[Data section Boundary: Start]

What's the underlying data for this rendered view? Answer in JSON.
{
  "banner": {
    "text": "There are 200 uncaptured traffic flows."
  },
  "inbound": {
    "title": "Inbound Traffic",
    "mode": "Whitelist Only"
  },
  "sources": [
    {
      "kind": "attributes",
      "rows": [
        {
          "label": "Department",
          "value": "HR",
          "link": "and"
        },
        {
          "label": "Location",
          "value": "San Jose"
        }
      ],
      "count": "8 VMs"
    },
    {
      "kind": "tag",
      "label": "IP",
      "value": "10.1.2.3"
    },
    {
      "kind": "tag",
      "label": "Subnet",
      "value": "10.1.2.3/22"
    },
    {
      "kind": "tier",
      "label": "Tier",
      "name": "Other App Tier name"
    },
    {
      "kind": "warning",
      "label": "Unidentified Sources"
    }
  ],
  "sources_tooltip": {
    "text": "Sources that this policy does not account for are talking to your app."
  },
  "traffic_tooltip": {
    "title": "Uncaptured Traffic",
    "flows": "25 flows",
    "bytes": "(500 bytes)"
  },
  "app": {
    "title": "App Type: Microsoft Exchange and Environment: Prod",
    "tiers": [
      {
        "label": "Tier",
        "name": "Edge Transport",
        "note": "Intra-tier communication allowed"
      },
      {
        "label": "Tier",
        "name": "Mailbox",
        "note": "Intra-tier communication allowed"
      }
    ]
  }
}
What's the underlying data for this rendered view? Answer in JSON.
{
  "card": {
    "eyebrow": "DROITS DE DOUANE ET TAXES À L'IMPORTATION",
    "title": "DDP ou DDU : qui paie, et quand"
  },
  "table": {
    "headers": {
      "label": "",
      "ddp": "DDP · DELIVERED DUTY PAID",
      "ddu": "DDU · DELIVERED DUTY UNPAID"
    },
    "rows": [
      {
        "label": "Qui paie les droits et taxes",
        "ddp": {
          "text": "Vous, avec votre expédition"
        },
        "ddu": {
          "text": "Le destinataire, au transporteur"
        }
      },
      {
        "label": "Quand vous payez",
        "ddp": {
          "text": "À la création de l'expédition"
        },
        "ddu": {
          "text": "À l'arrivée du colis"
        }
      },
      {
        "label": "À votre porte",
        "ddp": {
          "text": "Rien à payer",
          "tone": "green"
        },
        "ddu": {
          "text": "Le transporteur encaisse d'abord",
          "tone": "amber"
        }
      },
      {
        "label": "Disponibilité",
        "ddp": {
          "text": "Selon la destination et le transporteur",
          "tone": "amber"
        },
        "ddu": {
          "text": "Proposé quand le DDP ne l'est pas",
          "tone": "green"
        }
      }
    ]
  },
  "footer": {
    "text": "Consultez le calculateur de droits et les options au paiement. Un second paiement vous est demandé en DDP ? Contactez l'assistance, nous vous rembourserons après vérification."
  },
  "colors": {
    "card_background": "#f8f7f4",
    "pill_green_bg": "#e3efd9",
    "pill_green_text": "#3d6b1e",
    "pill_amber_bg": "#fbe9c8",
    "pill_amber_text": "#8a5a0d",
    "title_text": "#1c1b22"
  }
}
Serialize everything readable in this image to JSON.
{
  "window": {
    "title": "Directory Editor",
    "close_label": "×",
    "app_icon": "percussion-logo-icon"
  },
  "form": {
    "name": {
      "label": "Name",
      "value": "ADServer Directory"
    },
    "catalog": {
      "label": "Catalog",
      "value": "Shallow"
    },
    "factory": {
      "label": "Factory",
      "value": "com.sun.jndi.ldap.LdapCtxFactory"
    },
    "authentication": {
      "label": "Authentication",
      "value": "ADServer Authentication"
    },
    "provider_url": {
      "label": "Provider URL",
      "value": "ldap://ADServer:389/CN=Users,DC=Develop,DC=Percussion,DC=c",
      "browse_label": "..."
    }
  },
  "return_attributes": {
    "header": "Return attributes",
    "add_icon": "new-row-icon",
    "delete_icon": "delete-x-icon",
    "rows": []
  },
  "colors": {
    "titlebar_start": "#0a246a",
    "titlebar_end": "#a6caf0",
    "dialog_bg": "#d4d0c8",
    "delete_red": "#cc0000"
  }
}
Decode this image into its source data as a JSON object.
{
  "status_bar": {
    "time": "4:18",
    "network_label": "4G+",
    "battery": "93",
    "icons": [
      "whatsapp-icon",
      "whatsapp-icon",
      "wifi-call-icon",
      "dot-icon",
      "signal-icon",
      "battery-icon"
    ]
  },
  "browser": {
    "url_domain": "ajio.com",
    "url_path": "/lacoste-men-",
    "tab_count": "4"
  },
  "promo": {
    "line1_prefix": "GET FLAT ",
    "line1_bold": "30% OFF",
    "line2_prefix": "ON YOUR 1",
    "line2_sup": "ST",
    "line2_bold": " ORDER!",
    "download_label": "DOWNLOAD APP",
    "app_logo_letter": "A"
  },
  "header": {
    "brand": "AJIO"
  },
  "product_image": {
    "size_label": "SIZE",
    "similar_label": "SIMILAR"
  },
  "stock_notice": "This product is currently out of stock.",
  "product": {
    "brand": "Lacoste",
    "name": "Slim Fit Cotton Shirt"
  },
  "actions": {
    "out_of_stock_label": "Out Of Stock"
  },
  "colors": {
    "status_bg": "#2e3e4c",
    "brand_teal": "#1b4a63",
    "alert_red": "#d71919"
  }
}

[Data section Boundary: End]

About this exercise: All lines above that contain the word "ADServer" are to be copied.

Solution to this exercise:
      "value": "ADServer Directory"
      "value": "ADServer Authentication"
      "value": "ldap://ADServer:389/CN=Users,DC=Develop,DC=Percussion,DC=c",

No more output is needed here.